The survey lamented that housebuilders had yet to take responsibility for long-term environmental impacts and were slow to demonstrate innovation in development and house designs that might encourage residents to behave in a more sustainable manner.
Housebuilders were also criticised for not doing enough to contribute to the communities in which they are built. On average they ranked poorly in terms of considerate construction, creating employment and building sustainable communities. The survey also found that housebuilders had a tendency not to regard health and safety as a sustainability issue.
On the upside, the survey did unearth a couple of star performers. Countryside Properties and the Berkeley Group were both praised for integrating sustainability into their mainstream business practices. Berkeley scored 70-80 out of a possible 100, while Countryside were given 90-100%.
The Energy Saving Trust welcomed steps taken by Countryside and Berkeley and urged other companies to follow suit. “While the survey shows that the minority of housebuilders have their finger on the pulse, we are still a long way from ensuring that the whole industry builds homes to energy efficient standards,” said Phillip Sellwood, chief executive of the EST.

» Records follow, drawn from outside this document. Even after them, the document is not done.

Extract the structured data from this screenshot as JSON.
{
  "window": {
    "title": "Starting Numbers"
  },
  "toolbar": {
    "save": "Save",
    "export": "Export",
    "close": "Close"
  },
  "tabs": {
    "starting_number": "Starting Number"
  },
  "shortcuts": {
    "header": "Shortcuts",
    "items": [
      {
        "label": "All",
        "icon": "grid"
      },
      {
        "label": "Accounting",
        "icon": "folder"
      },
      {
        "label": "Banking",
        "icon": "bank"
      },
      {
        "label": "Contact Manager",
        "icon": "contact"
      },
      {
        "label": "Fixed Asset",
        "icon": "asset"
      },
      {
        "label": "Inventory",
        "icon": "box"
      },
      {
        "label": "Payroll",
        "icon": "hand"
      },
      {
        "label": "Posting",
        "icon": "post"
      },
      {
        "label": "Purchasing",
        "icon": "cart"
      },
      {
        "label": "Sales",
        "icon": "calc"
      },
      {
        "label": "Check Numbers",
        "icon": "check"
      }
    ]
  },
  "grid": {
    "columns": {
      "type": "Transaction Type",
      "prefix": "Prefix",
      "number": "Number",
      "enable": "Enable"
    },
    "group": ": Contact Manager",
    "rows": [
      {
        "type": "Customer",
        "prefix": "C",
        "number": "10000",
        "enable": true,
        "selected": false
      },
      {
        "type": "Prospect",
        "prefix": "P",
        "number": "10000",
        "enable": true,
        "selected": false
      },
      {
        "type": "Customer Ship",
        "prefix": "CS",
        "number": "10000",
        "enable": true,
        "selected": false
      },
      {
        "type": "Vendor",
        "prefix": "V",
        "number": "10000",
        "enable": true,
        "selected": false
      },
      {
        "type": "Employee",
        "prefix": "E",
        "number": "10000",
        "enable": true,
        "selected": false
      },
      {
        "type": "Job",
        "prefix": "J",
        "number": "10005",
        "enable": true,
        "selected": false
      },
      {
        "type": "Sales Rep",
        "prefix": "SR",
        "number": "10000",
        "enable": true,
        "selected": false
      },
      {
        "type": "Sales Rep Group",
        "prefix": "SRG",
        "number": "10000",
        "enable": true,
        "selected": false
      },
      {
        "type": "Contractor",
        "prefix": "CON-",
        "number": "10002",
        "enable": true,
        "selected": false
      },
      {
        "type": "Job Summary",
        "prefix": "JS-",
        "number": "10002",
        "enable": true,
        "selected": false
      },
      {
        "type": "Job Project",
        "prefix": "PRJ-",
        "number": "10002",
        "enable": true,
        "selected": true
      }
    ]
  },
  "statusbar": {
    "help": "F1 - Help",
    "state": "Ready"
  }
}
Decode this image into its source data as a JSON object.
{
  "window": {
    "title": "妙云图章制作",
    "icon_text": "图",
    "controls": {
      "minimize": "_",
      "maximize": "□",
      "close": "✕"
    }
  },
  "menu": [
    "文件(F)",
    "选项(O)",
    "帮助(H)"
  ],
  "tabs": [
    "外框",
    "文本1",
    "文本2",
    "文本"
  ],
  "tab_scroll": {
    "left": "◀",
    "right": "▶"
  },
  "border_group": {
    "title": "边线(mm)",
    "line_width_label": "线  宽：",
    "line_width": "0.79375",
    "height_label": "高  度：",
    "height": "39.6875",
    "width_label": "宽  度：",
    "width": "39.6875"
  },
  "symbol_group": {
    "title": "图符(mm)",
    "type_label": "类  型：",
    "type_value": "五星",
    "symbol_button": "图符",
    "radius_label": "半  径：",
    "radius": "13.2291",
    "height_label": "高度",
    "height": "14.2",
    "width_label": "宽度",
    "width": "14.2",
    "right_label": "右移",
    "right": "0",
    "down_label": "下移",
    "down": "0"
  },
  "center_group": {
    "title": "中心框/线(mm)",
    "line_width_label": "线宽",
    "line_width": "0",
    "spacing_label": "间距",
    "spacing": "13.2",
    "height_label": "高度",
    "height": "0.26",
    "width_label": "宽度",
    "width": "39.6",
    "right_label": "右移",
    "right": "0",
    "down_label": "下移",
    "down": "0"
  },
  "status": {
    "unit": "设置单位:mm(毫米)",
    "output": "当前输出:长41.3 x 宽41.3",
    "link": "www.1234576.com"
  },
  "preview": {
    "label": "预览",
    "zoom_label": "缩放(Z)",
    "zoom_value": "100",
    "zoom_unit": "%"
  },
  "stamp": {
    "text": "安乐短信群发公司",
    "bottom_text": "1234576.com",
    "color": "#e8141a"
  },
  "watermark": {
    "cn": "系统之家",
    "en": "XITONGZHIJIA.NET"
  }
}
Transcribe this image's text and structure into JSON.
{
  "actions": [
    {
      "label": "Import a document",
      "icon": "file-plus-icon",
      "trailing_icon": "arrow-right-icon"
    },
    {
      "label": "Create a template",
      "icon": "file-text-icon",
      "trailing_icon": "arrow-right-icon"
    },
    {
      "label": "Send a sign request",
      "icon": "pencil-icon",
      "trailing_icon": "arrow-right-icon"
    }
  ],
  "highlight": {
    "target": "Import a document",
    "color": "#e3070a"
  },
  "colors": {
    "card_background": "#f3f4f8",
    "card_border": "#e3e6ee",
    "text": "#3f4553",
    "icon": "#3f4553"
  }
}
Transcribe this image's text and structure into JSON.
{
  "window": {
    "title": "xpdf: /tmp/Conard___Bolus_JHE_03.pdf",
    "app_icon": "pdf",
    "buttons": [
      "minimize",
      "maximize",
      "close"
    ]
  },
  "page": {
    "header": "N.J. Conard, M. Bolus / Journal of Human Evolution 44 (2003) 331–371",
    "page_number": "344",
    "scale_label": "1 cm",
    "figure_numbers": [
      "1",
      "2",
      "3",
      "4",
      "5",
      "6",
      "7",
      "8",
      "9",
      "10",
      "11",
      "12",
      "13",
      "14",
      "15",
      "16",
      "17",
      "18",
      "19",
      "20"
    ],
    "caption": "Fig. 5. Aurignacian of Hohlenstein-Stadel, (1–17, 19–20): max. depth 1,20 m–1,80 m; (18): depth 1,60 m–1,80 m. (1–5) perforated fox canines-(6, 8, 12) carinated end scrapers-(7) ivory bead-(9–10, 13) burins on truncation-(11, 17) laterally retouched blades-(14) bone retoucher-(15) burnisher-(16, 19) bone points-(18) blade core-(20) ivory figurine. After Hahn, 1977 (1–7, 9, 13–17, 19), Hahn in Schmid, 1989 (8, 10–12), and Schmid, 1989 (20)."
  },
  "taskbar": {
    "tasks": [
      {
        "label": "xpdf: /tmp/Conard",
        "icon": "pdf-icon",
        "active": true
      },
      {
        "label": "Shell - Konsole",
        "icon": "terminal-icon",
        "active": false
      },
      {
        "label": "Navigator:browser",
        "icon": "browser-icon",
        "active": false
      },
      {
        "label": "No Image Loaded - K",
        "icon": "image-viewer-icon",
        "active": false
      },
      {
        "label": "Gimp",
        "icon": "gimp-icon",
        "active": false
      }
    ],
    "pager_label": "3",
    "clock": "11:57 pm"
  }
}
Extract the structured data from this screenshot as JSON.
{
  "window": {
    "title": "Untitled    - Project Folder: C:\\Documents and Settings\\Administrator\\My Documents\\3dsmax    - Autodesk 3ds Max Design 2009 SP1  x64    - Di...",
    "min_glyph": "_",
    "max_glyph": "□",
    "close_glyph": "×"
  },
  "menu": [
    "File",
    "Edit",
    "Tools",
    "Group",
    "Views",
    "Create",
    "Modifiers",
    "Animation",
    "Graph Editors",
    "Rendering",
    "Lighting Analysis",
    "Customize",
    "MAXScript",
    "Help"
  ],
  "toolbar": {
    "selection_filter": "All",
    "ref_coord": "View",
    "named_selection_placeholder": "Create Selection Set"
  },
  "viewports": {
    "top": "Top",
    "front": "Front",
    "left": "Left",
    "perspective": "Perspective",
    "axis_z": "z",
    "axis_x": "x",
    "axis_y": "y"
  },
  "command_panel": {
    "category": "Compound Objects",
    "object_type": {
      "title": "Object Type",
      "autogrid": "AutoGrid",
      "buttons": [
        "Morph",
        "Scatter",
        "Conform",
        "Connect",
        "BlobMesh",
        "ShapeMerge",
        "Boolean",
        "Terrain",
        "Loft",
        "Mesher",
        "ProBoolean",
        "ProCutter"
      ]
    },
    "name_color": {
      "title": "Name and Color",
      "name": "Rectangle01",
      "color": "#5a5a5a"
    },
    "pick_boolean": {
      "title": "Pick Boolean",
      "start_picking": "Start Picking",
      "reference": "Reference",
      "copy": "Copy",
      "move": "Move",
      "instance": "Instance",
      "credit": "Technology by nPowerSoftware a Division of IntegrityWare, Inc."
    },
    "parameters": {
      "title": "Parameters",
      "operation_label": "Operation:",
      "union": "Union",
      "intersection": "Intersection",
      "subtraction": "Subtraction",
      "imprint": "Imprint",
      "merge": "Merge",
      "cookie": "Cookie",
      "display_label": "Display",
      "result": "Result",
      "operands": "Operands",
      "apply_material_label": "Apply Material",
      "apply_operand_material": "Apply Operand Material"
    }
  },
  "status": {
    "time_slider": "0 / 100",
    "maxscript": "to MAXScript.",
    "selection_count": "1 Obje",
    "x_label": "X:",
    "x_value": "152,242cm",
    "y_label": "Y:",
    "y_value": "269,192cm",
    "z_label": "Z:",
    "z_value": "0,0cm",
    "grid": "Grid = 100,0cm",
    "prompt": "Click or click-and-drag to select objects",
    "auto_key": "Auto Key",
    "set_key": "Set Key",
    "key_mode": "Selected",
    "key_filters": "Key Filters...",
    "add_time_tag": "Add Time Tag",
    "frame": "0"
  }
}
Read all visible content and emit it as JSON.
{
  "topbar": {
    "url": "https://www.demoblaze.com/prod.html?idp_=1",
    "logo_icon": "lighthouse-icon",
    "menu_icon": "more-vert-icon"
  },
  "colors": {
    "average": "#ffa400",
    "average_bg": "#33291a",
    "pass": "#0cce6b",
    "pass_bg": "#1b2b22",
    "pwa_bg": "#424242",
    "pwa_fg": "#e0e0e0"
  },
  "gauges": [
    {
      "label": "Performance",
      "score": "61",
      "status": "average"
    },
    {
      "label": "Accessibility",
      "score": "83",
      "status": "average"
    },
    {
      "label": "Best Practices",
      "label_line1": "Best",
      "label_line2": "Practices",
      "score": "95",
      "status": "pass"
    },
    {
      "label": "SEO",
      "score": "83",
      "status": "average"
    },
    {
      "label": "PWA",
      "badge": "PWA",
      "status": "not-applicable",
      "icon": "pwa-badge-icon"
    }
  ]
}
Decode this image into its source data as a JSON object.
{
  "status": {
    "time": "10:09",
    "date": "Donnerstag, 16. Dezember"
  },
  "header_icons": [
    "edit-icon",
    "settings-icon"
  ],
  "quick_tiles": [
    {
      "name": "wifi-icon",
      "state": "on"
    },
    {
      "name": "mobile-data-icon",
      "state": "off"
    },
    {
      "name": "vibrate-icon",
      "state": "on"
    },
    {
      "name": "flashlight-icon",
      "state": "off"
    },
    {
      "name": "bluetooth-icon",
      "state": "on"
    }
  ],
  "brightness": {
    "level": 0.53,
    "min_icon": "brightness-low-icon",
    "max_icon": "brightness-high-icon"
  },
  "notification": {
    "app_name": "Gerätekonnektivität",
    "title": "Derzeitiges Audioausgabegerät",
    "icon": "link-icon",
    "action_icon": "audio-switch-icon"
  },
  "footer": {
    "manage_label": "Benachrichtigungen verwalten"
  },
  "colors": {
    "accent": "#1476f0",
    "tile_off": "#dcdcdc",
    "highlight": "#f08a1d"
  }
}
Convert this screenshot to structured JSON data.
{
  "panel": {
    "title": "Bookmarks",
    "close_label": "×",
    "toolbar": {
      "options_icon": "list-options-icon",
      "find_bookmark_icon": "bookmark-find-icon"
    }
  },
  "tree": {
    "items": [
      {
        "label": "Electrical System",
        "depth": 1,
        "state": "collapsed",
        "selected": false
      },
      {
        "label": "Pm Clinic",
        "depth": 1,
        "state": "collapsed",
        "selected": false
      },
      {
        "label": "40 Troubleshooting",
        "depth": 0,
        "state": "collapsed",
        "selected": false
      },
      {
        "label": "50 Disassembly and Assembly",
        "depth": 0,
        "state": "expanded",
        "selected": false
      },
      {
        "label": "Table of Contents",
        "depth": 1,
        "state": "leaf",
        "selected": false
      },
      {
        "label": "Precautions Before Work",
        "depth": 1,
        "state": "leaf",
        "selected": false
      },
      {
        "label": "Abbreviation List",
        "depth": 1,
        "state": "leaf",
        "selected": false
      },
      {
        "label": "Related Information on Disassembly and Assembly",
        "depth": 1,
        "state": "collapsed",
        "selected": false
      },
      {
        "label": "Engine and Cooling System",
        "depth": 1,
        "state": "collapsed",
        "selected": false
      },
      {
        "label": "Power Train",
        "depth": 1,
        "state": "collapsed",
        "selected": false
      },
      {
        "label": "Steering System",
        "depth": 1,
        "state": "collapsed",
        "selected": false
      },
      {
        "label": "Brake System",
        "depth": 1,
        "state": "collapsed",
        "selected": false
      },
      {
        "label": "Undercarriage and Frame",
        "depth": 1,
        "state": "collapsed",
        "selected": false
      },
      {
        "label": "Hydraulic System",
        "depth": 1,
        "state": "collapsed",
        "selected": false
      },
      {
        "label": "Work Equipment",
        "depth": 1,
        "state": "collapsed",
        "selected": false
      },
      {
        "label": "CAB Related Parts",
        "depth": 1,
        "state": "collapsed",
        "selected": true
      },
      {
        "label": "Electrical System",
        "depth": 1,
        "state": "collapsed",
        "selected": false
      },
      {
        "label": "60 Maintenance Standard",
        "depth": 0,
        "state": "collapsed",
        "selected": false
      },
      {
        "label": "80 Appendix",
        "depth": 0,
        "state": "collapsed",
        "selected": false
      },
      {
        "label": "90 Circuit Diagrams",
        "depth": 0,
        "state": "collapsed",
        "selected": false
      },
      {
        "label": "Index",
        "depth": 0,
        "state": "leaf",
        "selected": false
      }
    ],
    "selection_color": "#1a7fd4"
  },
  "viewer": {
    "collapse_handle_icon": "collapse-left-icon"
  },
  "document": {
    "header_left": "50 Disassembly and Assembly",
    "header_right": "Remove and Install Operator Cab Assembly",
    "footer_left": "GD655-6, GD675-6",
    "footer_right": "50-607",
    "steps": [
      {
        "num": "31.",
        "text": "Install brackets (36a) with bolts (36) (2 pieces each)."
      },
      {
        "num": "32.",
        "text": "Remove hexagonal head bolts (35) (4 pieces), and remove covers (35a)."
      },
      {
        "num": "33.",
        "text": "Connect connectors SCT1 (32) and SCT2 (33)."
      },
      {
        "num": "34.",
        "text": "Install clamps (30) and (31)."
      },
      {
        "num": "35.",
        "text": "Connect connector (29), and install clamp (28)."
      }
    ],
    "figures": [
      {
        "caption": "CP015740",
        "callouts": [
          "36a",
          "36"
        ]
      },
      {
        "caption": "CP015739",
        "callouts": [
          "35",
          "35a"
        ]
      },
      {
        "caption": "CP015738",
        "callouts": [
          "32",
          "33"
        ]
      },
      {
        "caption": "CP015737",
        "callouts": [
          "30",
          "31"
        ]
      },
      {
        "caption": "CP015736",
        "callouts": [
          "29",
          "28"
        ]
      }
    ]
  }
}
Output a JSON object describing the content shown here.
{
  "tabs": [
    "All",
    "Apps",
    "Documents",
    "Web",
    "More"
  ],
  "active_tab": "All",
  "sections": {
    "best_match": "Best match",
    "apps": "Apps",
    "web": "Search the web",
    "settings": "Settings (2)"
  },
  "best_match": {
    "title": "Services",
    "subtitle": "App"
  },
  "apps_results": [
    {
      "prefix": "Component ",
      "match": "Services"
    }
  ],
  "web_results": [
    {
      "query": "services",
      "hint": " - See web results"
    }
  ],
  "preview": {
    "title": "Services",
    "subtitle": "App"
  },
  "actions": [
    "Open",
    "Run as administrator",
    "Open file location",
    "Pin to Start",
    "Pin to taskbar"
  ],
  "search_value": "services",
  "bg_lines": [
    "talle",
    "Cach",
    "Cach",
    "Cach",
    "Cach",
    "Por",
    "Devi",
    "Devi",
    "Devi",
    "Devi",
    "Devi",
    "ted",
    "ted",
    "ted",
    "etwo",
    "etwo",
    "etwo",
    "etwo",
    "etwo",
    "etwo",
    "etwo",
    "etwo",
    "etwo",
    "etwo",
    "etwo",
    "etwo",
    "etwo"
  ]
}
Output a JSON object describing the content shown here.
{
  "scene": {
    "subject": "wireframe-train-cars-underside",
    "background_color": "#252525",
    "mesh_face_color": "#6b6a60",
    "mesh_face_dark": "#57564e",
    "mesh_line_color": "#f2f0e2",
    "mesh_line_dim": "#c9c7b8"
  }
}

Sellwood believes that market forces should make housebuilders take a more sustainable approach to building. “We already know that people would prefer their homes to be environmentally friendly and that 40% of people are willing to pay more to help their home mend its energy criminal ways. They realise the cost savings available through the introduction of energy efficient measures.”
The survey measured the housebuilders’ impact on the environment and society, as well as their governance strategies and risk management. The scores were based on publicly available information and follow-up meetings with WWF and Insight, with the exception of Wilson Bowden. Its final score would have been affected as a result.